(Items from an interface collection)
------
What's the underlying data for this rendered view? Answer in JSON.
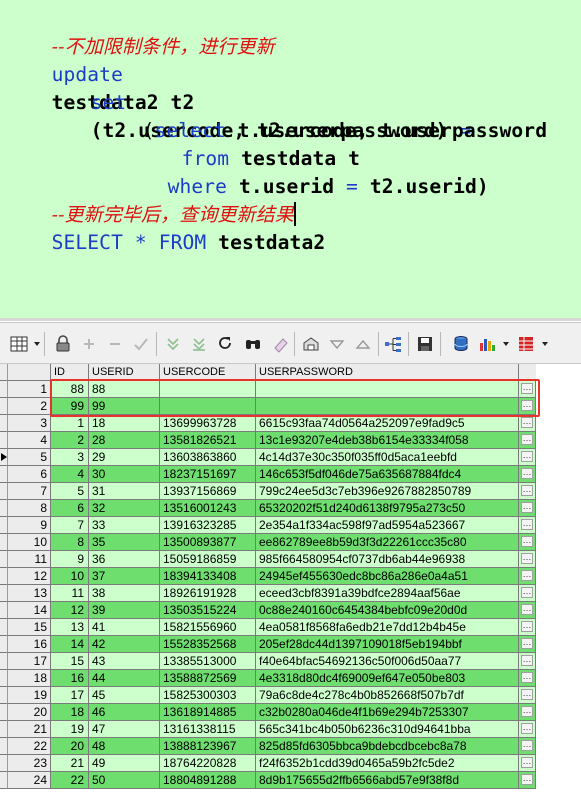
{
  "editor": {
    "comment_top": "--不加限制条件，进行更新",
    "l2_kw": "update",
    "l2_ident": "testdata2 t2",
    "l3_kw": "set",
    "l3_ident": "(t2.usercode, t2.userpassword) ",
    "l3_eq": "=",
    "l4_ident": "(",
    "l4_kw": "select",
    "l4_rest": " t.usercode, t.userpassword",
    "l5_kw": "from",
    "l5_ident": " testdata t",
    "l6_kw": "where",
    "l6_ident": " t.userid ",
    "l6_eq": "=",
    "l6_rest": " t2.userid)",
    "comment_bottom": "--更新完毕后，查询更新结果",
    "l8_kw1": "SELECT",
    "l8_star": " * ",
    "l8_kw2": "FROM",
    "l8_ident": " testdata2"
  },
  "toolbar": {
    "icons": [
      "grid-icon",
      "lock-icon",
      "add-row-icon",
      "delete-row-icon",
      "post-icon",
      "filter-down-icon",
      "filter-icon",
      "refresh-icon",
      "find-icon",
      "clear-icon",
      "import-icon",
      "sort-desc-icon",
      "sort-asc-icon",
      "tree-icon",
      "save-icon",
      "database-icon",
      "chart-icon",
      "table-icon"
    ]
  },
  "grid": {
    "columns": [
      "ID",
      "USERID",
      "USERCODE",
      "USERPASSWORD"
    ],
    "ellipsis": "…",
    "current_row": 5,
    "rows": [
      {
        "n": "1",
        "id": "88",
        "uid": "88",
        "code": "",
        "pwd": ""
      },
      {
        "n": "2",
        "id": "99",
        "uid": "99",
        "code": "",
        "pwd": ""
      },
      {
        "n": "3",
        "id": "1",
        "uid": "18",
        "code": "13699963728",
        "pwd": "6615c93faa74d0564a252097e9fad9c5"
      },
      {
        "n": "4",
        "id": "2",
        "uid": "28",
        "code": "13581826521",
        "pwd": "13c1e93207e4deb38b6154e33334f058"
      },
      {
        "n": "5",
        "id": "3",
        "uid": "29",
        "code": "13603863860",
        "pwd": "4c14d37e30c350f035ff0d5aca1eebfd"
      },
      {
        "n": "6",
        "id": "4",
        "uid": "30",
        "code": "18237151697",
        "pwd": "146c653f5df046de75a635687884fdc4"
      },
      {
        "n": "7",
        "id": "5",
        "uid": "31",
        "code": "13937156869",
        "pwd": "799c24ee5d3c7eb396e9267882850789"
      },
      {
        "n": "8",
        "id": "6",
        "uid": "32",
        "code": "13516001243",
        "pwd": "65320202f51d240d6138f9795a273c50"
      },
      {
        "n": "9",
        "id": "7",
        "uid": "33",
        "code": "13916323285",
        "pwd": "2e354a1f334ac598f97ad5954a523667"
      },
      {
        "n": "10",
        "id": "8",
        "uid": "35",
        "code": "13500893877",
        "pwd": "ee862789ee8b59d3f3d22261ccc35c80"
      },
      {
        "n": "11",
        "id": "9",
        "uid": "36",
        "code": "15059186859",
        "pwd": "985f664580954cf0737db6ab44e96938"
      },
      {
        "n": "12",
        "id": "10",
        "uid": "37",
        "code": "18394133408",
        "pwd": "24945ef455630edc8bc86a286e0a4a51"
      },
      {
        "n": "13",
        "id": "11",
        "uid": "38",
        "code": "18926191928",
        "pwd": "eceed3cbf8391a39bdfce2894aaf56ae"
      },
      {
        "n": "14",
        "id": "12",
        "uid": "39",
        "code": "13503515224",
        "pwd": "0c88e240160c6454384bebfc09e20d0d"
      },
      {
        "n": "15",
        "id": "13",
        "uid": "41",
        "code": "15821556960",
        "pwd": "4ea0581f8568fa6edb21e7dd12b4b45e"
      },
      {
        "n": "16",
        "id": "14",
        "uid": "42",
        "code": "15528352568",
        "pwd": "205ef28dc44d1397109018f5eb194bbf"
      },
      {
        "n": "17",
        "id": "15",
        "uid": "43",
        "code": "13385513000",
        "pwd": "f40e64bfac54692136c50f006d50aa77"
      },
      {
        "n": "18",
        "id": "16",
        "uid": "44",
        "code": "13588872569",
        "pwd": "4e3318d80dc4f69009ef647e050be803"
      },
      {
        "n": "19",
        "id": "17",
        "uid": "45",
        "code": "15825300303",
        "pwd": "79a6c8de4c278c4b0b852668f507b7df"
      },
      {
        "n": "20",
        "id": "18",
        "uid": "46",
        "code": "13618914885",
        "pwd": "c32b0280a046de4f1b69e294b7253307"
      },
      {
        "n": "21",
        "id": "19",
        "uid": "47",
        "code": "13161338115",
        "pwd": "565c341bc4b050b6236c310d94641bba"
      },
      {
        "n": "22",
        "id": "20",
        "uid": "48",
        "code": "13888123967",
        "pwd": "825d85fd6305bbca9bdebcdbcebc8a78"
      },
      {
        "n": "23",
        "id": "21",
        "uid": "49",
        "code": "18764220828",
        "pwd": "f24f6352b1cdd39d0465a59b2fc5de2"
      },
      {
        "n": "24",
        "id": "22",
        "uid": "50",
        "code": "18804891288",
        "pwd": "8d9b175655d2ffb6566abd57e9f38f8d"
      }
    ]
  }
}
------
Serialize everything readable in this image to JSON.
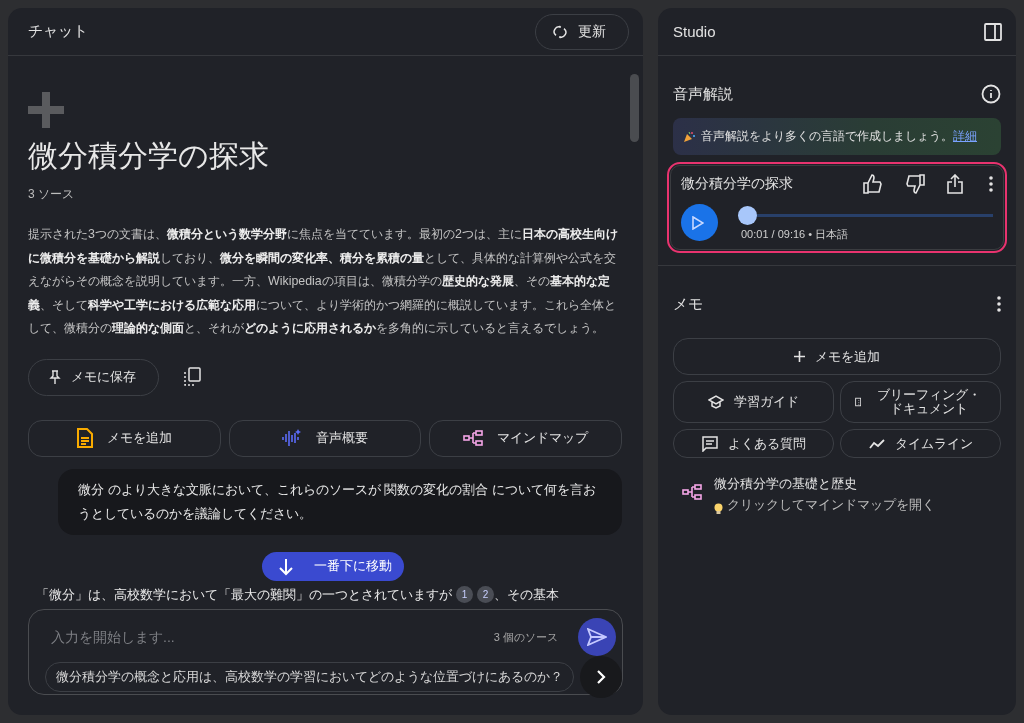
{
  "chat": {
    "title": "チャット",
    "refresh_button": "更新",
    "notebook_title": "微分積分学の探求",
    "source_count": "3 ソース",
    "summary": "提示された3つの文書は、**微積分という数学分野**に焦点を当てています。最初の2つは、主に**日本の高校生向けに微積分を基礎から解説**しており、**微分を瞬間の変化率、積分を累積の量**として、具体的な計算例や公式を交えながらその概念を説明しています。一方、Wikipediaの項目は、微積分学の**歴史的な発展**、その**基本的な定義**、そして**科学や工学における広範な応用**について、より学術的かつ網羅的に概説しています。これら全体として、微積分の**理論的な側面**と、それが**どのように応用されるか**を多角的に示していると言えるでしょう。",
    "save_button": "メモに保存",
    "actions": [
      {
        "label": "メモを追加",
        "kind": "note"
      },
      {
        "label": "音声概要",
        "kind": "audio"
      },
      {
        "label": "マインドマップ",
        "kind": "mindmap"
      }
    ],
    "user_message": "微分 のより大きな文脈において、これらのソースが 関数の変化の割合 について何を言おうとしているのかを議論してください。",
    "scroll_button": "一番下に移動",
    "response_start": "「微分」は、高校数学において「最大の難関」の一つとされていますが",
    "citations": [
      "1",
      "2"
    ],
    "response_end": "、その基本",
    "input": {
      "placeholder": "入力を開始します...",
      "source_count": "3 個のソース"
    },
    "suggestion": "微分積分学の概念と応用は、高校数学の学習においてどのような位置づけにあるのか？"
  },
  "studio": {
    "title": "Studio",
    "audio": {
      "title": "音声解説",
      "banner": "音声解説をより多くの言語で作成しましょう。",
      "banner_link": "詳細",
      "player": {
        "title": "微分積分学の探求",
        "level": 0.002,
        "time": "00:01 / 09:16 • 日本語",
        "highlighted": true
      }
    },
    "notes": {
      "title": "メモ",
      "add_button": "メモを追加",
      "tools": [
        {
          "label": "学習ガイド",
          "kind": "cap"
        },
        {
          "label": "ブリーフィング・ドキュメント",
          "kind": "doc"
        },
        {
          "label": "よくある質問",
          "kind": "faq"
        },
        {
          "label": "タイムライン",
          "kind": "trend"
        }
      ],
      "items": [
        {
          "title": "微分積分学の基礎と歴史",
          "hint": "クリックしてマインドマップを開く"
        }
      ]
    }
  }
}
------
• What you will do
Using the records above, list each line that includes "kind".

• Result of this task
        "kind": "note"
        "kind": "audio"
        "kind": "mindmap"
          "kind": "cap"
          "kind": "doc"
          "kind": "faq"
          "kind": "trend"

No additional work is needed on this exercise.